ACE Trains E/37 GWR Churchward 2-6-0 Mogul
Whilst possessing some of the country’s best-known crack express locomotives, the Great Western Railway (GWR) was a pioneer of many locomotive types in the Edwardian era. With the GWR was renowned for its rebuilding of earlier classes G.J. Churchward recognised the need for a larger but robust engine class for mixed traffic duties across its diverse geographic territory particularly in Devon and Cornwall where there many sharp curves. Whilst there had been some experimentation in the early 1900s with the Aberdare 2-6-0 double-framed class designed principally for goods work, the net output was the 43XX Class, a class of 2-6-0 (Mogul) engine designed for both passenger and freight operations. Both Aberdare and the Mogul 2-6-0 types were capable of hauling passenger trains up to 70 mph so ideal for mixed work duties.
According to GWR historian Colin Maggs, ‘It was rumoured that Churchward had seen the Midland & South Western Junction Railway’s 2-6-0s at work on Swindon’s other line.’ Purportedly he was most impressed and wanted some like it. And most certainly he did, with a total of 342 built from 1911 to 1932 in six separate production lots. Maggs goes on: ‘The Churchward 2-6-0 proved a highly versatile engine, a maid of all work, capable of travelling over most lines and handling goods or passenger trains, even expresses.’ With different phases of production minor modifications were made over the years including locomotive stretching which precluded their operation from some routes.

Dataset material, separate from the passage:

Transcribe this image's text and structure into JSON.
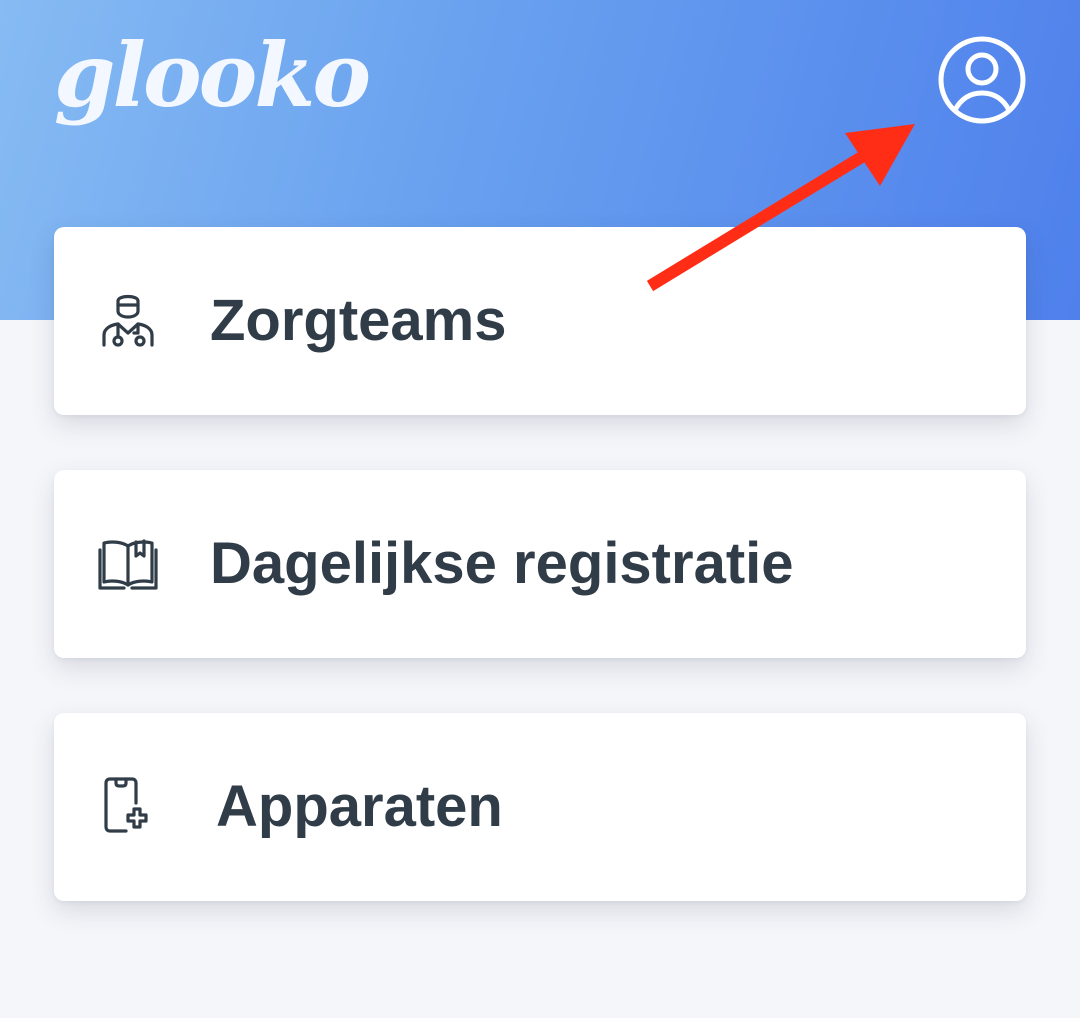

Due to its versatility the 2-6-0 class was around for many years with some of the earlier members being withdrawn in the later 1930s as newer Grange and Manor classes proved more adept and efficient. The war years halted the withdrawal programme but is resumed following nationalisation. Six members of the class survived until 1964 and the end of steam on Western Region in 1964. Two Swindon built members have survived into preservation though.